In the simplest sense, Cloud Acceleration brings a sense of order to the bump-and-push of normal IP routing, organizing traffic into patterns and paths that make the most efficient use of your resources. That means setting routings with as few hops as possible, dealing with red flags like persistent packet loss, and matching available resources to user need at each location.
So far, so good: every network manager tries to do this. But Cloud Acceleration goes further, using rules-based artificial intelligence and machine learning to tweak and tune those efficiencies on the fly, finding the best routings and lowest latencies in real-time. (Subject, of course, to whatever policies you set.) It can be your advisor, showing you where the bottlenecks are … or your right-hand man, rerouting and reconfiguring the pathways your data takes moment-by-moment to maximize advantage.
Normal SD-WAN is defined by its underlay, subject to the whims of the public network. But SD-WAN with Cloud Acceleration makes many issues of that underlay simply … disappear. It’s perhaps the greatest compliment to SD-WAN today.
Chalk and cheese
SD-WAN and MPLS are chalk and cheese. Fundamentally different approaches—each with its own strengths. But as cloud services become the norm, with internet access available everywhere, SD-WAN is fast becoming the default option for the enterprise: simpler in concept, faster to deploy, and far cheaper to maintain.
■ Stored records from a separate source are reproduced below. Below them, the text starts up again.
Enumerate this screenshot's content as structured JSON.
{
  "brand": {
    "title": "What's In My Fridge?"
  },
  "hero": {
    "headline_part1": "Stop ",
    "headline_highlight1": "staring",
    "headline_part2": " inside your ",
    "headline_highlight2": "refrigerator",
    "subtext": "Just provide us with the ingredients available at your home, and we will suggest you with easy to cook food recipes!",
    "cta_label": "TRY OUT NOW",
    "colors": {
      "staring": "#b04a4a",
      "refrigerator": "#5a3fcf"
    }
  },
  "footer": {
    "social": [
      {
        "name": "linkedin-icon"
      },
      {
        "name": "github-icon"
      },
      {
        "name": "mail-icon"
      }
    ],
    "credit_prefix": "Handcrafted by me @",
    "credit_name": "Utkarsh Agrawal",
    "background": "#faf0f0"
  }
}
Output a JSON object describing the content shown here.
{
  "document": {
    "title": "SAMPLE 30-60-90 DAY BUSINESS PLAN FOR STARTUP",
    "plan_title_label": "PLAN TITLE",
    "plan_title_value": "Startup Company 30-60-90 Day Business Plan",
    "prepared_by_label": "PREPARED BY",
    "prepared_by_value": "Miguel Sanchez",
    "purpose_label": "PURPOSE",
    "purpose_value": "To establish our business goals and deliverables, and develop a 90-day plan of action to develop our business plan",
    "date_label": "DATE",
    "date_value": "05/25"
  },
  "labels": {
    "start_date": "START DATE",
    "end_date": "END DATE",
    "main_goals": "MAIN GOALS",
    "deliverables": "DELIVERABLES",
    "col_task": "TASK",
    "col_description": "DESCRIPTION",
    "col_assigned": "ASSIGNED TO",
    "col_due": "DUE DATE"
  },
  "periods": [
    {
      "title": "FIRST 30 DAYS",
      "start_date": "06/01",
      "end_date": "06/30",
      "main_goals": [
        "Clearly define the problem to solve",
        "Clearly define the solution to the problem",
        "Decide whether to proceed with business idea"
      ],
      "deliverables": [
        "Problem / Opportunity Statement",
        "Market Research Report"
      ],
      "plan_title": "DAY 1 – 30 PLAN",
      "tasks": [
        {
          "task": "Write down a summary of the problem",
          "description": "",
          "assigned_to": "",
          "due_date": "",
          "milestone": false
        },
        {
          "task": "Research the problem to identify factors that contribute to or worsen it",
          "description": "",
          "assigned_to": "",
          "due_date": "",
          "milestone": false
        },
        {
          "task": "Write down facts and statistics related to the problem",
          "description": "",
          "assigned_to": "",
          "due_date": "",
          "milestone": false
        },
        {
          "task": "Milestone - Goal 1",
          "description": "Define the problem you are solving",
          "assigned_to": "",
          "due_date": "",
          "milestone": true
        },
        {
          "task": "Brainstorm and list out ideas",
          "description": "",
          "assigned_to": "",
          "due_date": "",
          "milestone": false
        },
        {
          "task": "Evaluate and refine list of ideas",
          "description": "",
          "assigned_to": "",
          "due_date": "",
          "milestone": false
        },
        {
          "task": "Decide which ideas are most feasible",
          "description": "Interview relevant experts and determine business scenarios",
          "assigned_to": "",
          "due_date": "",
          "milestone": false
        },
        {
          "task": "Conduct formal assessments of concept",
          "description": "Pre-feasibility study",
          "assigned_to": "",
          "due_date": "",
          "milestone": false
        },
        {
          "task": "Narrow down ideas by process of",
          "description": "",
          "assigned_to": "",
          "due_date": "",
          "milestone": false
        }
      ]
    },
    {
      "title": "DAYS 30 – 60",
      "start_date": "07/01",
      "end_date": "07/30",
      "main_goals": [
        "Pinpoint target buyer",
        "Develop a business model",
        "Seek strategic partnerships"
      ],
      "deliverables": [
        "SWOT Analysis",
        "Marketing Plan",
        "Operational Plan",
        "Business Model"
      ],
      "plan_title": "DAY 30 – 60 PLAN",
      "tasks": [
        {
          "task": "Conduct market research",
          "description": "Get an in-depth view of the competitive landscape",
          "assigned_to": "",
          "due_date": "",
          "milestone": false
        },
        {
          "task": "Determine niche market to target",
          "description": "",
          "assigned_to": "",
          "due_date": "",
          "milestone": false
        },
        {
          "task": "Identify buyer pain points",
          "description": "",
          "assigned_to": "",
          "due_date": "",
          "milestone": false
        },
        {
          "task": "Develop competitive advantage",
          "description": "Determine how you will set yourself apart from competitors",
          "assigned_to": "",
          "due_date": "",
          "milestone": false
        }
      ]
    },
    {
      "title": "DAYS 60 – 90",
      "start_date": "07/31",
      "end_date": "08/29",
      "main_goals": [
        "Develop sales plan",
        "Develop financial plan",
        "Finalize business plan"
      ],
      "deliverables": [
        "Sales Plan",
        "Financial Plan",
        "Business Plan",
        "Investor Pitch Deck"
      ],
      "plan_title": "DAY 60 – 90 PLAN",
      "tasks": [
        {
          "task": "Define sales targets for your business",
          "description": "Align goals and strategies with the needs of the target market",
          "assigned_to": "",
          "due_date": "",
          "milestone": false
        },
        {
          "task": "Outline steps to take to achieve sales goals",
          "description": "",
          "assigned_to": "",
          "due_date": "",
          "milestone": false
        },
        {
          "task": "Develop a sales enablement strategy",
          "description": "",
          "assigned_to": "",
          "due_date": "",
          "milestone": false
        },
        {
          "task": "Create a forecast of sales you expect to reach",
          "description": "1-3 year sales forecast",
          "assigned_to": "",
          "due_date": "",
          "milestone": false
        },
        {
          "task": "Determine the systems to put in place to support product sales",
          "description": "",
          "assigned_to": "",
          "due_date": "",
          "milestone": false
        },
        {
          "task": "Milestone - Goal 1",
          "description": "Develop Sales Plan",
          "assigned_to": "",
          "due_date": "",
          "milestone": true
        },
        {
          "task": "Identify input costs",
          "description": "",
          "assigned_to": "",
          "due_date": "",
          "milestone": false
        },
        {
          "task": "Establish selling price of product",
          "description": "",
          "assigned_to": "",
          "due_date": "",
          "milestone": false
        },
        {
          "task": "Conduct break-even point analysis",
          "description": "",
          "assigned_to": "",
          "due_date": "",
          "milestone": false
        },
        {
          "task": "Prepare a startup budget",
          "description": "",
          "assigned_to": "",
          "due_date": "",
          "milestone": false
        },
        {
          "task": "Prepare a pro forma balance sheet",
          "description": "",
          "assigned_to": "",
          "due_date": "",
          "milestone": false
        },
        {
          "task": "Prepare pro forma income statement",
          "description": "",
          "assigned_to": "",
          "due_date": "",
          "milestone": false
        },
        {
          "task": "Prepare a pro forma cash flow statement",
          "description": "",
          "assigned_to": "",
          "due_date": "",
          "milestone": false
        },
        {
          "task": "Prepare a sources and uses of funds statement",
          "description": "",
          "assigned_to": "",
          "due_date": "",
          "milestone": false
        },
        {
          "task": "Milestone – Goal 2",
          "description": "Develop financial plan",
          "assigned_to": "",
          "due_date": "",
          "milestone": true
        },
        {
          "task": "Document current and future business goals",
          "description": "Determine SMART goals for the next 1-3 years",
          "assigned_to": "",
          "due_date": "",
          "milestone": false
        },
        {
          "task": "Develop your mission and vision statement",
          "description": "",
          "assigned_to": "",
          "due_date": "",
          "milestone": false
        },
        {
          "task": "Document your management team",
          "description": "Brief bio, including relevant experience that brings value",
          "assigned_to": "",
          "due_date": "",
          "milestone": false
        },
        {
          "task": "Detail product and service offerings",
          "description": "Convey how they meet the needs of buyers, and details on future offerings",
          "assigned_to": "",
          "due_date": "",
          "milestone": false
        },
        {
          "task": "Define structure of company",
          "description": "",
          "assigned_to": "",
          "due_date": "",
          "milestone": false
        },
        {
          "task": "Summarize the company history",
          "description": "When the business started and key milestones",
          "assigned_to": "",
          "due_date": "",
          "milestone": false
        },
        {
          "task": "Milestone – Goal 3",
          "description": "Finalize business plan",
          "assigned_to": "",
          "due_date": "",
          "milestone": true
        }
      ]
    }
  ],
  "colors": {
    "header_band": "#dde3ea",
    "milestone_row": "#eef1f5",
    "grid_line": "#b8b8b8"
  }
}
Feel free to use this article as a help sheet with your C-Suite. In the meantime, let’s talk about SD-WAN, click on the button below.